RECORDS FOR THIS TASK
● ● ● ● ●

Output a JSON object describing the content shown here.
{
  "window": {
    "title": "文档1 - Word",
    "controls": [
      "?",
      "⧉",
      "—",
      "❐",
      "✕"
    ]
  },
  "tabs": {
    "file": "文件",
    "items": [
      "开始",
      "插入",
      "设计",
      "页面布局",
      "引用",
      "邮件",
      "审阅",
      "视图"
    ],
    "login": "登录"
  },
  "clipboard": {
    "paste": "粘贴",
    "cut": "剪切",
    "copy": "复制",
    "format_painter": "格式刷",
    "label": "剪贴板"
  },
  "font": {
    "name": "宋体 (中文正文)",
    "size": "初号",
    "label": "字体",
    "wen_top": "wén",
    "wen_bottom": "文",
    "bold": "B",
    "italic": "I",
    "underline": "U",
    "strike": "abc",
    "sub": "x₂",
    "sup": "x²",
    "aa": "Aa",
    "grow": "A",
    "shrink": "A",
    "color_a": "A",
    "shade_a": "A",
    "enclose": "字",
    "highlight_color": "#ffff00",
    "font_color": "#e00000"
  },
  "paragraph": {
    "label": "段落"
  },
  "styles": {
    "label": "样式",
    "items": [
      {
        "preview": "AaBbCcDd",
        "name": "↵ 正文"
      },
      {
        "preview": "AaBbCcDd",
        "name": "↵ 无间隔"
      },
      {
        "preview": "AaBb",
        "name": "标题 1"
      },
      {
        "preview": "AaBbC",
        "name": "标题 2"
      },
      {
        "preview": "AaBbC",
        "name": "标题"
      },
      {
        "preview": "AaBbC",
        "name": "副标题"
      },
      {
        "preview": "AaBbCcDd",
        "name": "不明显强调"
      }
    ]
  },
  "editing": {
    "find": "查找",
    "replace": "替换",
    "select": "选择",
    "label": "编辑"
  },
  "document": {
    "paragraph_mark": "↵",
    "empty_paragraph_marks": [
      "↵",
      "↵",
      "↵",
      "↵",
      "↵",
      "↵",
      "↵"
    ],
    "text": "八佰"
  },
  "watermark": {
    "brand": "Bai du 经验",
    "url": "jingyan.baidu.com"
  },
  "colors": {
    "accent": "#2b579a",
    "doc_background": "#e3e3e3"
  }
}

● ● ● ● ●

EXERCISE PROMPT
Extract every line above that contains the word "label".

OUTPUT OF THE EXERCISE
    "label": "剪贴板"
    "label": "字体",
    "label": "段落"
    "label": "样式",
    "label": "编辑"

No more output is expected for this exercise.